Yoga studio moves into Southern Crescent

Photo by Heather Middleton

Photo by Heather Middleton

By Curt Yeomans


Monica Evans moved to Georgia from Germany a year ago with her Atlanta-born husband, and immediately began searching for a place to set up a yoga studio to serve people living in the Southern Crescent.

She spent a few months teaching yoga at a gym in McDonough, but wanted to find something more quiet and serene. Eventually, one of her students, who is also on the Arts Clayton Board of Directors, suggested that Evans lease a vacant back room at the arts organization's gallery in Jonesboro. So, 10 weeks ago, she left the setting of a gym and set up South Side Yoga at the Arts Clayton Gallery, which is located at 136 South Main Street, in Jonesboro.

"There's a large yoga community on the Northside, but there isn't much here on the Southside," Evans said. "I want to grow something here. I want to build a yoga community here on the Southside that will, hopefully, grow, and grow for years to come."

Evans, who is certified by the American Yoga Alliance and has been teaching yoga in her native Germany and in the United States since 2001, said her classes range in size from three to 10 students, and she teaches 15 classes per week.

A former personal trainer, Evans, said she first got interested in yoga as a student in 1999, after deciding something was missing from her health routine, which consisted mostly of strength training with weights in a gym. She said she thinks yoga fills the void, because "it balances out all the work we do in the training" by focusing on mental health and flexibility.
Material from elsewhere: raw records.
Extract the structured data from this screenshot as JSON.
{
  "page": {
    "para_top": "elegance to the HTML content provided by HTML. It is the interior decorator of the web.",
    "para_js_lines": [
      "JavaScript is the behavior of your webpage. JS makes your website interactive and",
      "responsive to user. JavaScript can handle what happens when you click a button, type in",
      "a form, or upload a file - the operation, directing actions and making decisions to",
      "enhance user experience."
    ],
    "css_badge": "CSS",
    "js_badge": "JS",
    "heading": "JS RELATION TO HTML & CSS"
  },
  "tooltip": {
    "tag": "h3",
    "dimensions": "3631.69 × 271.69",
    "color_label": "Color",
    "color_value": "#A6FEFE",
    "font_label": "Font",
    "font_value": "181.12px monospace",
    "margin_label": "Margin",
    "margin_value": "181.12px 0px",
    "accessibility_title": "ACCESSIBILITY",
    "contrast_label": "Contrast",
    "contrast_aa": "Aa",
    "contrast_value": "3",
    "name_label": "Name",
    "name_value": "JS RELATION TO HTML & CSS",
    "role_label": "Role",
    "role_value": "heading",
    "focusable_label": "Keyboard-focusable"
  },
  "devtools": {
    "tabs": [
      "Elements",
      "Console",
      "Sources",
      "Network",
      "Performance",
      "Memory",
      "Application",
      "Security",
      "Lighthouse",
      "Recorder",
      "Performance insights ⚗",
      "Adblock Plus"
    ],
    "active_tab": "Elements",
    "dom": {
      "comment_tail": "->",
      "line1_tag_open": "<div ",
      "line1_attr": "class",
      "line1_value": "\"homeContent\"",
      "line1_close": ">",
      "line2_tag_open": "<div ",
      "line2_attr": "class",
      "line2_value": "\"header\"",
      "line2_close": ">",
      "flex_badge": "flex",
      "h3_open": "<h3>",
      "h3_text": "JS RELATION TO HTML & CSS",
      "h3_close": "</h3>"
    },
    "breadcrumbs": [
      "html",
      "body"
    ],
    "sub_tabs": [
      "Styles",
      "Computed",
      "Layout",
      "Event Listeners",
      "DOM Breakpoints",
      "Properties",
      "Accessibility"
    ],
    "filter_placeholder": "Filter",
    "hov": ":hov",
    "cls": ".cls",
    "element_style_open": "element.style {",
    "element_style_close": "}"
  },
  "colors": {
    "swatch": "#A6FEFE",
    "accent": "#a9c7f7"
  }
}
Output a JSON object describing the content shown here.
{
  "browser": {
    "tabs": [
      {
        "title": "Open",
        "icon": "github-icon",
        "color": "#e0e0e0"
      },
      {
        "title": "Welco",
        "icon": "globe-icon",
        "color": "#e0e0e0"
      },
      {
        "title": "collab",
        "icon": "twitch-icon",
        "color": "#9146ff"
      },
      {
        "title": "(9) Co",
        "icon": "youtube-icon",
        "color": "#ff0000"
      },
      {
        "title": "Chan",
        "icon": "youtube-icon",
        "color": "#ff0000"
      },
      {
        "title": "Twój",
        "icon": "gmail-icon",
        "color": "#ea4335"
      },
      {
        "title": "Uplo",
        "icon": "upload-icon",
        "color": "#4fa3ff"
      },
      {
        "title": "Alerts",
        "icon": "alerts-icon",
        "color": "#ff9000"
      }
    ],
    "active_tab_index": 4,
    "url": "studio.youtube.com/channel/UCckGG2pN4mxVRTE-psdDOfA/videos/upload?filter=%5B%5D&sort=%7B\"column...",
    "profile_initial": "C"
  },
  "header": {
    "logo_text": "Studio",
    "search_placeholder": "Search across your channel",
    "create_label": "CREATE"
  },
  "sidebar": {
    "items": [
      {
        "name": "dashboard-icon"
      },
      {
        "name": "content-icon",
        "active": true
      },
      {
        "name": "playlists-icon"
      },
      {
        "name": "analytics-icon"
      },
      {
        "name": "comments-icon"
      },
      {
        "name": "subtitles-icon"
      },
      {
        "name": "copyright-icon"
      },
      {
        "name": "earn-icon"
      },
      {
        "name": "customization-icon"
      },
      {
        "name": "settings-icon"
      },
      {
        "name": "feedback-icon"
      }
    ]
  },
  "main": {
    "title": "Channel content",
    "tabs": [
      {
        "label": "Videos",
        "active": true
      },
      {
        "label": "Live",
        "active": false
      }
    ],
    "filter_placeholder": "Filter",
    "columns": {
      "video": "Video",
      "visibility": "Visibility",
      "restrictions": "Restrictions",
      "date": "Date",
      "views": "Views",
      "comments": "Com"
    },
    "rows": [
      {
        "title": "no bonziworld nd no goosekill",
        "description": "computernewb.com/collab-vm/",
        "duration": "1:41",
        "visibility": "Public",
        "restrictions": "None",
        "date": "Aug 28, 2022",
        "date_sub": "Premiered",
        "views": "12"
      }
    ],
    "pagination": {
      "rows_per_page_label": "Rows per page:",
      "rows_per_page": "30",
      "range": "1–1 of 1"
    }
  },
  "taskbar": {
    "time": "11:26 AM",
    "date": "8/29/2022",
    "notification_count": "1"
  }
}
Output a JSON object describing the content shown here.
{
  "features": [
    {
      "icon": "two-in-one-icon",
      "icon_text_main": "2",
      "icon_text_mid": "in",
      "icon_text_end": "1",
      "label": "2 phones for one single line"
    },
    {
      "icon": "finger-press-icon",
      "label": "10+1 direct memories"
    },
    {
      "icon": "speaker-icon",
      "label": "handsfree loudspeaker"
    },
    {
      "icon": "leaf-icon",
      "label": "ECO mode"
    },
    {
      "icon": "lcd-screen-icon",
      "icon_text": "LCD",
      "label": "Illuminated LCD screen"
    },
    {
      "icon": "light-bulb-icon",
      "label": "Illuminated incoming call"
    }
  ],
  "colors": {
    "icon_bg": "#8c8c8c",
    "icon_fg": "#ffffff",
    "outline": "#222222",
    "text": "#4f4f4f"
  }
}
During the classes, the students do a variety of yoga positions, ranging from Cobras, to Lunges, to Downward-Facing Dogs. "It's not just sitting there and meditating," Evans said. "Yoga is a wonderful way of recharging your batteries. I think it's a nice way to take care of our bodies."

As Evans worked with nine students in a basic Hatha Yoga class on Tuesday night, she urged her pupils to unwind from their work days through a series of breathing activities at the beginning of the class. "Release yourself from the hunched-over, curled-up position that comes after a long day at work," she said, as her pupils breathed in -- and then out. "The more we open up, the more oxygen we receive in our bodies."

Evans said she prefers the small class sizes, because that allows her to interact more with individual members of the class. "Anything more than 10 people in a class, and it gets hard to work with people individually," she said.

The yoga instructor said she liked the room she's leasing at the Arts Clayton gallery as soon as she saw it. The room, which has an exposed brick facade, and large windows facing Church Street, has enough space for about 12 yoga students to do their exercises without coming into contact with each other.

There is also a space for students to put aside their shoes and purses, or brief cases, without them getting in the way, a small kitchen where the students can make tea, and a shower space if anyone is just getting off work, or about to head to it. Evans said she also likes having a tie to the local arts community. "It's a nice way to bring attention to arts and health at the same time," she said.

Arts Clayton Gallery Manager Karen Powers, who is also one of Evans' students, said she and other gallery staff have seen people stopping to look at art in the facility, after attending a yoga class. "It's a wonderful thing to have Monica here, because it is an art, which many people don't realize, and it is a perfect match with the gallery," Powers said.

Several of Evans' students said they felt more flexible and focused after weeks, and in some cases, months, of working with Evans. Some of her students at South Side Yoga started out as students at the gym in McDonough.

"She's so knowledgeable," said McDonough resident, Liz Brantley, 51, an eight-month student who takes classes with her 16-year-old daughter, Brynna. "Any problem you may have, she can work around it ... I've seen my energy level and my focus increase as a result of these classes."

Riverdale resident, Suzanne Norman, said she, like Liz Brantley, has seen an increase in her focus and strength through participation in the class. Norman said she has been taking classes with Evans for five weeks.

"I'm glad she's here," Norman said. "I had been looking for something like this on the Southside, but couldn't find anything before. I was going to go to Decatur, but this is perfect."

Prices for classes at South Side Yoga run from $11 for a single class, to $50 for five classes, to $90 for 10 classes. The classes, which are offered throughout the week, range from basic Hatha Yoga, to stretching classes, to a lunchtime yoga class, to a surprise class on Saturdays. The Saturday classes are surprises, because participants never know in advance what Evans is going to have them do.

Evans said anyone interested in finding out more about her studio can look up South Side Yoga on Facebook.com, and on Twitter.com, or call the Arts Clayton Gallery at (770) 473-5457.